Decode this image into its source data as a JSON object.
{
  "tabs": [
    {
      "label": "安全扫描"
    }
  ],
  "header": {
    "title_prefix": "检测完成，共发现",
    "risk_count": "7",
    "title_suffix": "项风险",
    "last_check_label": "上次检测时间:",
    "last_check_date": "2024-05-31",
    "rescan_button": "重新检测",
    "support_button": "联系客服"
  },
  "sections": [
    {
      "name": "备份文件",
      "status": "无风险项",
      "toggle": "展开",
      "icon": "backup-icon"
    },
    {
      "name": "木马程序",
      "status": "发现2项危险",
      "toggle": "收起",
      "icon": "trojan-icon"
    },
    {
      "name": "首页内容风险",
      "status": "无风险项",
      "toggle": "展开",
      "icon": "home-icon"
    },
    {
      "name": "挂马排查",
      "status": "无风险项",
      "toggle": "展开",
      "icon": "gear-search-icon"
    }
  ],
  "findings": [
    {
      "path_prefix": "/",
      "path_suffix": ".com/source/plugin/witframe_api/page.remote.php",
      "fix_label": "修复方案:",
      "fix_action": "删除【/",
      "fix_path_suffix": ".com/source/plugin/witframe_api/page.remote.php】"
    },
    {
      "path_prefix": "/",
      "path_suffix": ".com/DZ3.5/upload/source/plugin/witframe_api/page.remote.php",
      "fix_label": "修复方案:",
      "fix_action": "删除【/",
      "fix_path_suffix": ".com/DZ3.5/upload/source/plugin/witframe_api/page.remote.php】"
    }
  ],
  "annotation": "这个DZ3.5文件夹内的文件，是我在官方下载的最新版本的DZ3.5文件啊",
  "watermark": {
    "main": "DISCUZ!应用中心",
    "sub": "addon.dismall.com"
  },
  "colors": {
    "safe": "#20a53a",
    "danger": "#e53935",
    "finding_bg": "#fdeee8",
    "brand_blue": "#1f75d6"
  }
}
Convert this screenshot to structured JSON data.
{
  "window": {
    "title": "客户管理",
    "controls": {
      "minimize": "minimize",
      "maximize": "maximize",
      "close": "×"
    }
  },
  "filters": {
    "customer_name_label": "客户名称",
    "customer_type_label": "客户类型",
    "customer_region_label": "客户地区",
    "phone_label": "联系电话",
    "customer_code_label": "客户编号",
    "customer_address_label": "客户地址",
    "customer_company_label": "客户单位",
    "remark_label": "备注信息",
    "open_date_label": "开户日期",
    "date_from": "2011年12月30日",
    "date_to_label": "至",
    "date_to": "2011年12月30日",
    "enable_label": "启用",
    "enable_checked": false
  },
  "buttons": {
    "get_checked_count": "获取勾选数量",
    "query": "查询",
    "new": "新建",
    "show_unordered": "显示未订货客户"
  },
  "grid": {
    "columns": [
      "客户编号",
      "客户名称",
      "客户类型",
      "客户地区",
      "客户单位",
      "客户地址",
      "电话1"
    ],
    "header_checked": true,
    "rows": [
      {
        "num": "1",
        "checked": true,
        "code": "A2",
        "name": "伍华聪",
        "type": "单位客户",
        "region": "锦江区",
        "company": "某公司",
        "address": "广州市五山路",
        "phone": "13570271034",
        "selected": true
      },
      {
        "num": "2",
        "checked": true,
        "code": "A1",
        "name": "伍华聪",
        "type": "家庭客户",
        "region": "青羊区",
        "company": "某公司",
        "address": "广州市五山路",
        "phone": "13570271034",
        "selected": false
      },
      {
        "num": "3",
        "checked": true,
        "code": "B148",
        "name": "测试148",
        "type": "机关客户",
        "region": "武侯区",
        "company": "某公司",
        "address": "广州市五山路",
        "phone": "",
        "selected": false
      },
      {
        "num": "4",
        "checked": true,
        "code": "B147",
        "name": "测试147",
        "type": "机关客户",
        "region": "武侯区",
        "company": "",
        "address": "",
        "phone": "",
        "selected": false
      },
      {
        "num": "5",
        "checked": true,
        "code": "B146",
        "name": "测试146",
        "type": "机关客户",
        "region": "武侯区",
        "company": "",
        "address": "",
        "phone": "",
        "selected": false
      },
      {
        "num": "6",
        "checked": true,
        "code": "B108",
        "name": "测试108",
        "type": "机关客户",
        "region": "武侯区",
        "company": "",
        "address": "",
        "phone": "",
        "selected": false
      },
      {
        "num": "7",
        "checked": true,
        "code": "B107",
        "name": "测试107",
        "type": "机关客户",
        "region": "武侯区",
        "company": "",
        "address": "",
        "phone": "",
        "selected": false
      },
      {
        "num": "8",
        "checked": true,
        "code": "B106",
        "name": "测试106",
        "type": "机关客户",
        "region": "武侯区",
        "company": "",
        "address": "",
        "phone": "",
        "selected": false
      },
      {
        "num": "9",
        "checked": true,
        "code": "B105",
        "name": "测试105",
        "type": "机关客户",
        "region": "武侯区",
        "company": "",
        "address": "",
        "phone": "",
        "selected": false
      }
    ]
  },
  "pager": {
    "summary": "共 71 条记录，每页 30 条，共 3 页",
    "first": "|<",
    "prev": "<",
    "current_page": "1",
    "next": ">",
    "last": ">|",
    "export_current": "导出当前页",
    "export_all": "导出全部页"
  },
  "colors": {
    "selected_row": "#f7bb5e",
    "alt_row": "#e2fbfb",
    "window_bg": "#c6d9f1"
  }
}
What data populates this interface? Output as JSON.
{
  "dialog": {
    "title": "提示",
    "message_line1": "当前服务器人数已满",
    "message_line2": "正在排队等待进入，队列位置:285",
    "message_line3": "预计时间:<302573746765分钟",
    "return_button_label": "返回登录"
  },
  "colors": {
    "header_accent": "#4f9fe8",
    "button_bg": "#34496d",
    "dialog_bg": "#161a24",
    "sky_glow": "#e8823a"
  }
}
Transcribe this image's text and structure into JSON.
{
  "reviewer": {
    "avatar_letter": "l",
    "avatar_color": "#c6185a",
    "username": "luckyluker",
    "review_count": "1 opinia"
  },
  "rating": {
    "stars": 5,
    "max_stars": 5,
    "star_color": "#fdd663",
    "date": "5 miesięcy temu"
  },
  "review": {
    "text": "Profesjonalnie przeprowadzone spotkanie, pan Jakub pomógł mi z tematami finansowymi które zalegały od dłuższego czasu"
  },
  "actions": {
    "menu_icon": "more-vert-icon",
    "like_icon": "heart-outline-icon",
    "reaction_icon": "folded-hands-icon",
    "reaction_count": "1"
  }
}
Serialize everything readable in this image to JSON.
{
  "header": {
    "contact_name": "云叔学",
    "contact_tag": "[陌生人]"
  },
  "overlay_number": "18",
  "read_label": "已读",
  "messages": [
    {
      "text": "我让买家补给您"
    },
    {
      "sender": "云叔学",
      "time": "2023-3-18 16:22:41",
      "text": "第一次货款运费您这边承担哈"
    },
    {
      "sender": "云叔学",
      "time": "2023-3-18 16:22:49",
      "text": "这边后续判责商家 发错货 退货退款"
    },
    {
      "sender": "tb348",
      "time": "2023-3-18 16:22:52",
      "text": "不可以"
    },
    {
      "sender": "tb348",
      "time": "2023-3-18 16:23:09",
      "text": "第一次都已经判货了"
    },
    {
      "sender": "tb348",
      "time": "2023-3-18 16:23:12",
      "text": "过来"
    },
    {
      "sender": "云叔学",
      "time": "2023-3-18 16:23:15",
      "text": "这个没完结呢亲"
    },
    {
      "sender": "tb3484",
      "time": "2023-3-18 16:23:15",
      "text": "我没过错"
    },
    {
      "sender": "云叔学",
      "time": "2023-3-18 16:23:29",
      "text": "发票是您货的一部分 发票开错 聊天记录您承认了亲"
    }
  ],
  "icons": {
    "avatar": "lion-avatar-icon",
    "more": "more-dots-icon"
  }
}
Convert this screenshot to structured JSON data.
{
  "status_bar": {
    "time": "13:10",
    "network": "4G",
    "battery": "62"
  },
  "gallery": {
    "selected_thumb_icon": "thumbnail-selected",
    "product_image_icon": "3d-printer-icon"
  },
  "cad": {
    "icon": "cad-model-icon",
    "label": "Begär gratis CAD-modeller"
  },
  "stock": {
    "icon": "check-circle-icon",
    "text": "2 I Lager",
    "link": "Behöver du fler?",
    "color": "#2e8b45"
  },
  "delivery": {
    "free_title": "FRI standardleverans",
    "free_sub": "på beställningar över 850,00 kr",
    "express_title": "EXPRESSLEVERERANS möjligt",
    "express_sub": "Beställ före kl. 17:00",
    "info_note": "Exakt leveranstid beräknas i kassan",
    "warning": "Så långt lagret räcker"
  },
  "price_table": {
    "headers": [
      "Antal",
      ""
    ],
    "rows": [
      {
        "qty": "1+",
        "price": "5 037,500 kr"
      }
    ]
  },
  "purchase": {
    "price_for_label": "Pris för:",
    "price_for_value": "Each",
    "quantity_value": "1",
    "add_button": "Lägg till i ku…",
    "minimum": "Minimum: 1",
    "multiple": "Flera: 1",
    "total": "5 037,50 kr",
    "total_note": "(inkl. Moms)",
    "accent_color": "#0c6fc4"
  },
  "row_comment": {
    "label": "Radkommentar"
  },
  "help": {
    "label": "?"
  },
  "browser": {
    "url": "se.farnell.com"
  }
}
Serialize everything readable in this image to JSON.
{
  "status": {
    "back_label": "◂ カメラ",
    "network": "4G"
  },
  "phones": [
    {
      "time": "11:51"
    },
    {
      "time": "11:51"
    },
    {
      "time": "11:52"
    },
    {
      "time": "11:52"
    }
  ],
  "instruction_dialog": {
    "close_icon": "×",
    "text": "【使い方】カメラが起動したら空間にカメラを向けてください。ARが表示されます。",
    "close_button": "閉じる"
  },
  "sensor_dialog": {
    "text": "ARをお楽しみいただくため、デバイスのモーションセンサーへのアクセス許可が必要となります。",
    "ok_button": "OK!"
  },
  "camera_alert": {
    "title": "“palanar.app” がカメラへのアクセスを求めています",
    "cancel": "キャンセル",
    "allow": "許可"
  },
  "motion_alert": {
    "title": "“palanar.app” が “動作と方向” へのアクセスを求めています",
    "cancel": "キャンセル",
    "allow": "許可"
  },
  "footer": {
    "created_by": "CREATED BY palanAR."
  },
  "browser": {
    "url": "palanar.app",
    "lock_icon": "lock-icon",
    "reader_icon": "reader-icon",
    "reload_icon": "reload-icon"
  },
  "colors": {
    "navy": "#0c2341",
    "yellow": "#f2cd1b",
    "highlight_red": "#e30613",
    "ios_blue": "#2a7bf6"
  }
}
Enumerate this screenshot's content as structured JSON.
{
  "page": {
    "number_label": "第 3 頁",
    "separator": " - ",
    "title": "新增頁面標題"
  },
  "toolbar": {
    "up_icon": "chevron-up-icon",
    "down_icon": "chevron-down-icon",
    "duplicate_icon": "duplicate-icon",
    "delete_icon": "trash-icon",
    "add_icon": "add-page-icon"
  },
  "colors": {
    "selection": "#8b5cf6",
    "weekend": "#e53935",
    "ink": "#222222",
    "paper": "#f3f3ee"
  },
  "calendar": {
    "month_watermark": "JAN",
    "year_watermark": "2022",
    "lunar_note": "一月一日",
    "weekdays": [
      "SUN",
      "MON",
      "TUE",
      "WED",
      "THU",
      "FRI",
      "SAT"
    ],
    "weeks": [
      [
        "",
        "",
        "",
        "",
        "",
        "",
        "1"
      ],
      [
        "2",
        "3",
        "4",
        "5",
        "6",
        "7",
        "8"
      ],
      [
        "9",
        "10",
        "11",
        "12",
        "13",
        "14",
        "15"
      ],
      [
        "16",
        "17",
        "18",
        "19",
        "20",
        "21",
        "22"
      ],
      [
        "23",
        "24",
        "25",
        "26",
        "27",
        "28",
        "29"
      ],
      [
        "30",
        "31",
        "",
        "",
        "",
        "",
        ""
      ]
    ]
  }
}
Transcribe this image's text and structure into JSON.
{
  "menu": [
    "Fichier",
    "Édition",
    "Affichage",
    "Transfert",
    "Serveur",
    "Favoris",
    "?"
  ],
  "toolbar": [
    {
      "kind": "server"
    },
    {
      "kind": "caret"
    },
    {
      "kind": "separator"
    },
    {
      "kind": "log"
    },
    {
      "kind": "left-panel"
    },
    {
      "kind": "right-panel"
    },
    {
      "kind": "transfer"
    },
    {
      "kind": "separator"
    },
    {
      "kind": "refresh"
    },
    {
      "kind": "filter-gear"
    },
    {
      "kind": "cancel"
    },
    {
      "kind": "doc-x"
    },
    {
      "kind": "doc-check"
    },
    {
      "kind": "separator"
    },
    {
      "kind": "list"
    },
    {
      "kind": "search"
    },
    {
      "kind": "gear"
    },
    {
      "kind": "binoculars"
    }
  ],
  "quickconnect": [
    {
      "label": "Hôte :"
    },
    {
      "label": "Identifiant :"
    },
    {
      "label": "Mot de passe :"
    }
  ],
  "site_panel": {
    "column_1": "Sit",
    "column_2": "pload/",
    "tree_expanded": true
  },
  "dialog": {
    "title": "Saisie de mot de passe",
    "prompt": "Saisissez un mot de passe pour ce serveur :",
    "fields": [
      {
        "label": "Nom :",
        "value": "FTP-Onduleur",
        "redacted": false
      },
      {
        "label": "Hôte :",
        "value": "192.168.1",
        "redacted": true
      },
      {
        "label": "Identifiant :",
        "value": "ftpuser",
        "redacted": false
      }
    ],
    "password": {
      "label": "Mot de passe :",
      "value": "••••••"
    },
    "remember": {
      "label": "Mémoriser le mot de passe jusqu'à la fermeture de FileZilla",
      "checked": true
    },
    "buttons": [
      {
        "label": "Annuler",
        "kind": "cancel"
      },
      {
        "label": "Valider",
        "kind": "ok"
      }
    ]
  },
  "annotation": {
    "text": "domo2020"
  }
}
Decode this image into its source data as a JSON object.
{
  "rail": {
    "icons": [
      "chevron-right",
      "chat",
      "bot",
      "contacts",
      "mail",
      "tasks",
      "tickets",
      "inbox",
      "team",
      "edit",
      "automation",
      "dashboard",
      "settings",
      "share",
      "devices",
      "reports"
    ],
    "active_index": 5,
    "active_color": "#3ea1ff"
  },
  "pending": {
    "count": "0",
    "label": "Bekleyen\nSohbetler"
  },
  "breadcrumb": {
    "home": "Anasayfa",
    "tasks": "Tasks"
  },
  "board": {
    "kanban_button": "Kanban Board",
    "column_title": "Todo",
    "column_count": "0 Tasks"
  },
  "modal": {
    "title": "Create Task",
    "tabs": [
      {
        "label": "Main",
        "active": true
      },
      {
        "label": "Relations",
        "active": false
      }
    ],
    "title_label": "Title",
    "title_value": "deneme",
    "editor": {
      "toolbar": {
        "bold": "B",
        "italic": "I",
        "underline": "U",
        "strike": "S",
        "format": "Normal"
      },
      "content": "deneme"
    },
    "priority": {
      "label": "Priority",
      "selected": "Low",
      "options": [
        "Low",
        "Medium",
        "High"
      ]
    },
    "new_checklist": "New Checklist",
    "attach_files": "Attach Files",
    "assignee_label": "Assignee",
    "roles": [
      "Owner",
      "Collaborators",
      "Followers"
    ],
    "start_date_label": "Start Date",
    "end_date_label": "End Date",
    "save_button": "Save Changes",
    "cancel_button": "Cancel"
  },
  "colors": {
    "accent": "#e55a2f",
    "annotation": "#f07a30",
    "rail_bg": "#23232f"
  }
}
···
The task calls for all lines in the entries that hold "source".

> **Expected answer**
Decode this image into its source data as a JSON object.
      "path_suffix": ".com/source/plugin/witframe_api/page.remote.php",
      "fix_path_suffix": ".com/source/plugin/witframe_api/page.remote.php】"
      "path_suffix": ".com/DZ3.5/upload/source/plugin/witframe_api/page.remote.php",
      "fix_path_suffix": ".com/DZ3.5/upload/source/plugin/witframe_api/page.remote.php】"
Decode this image into its source data as a JSON object.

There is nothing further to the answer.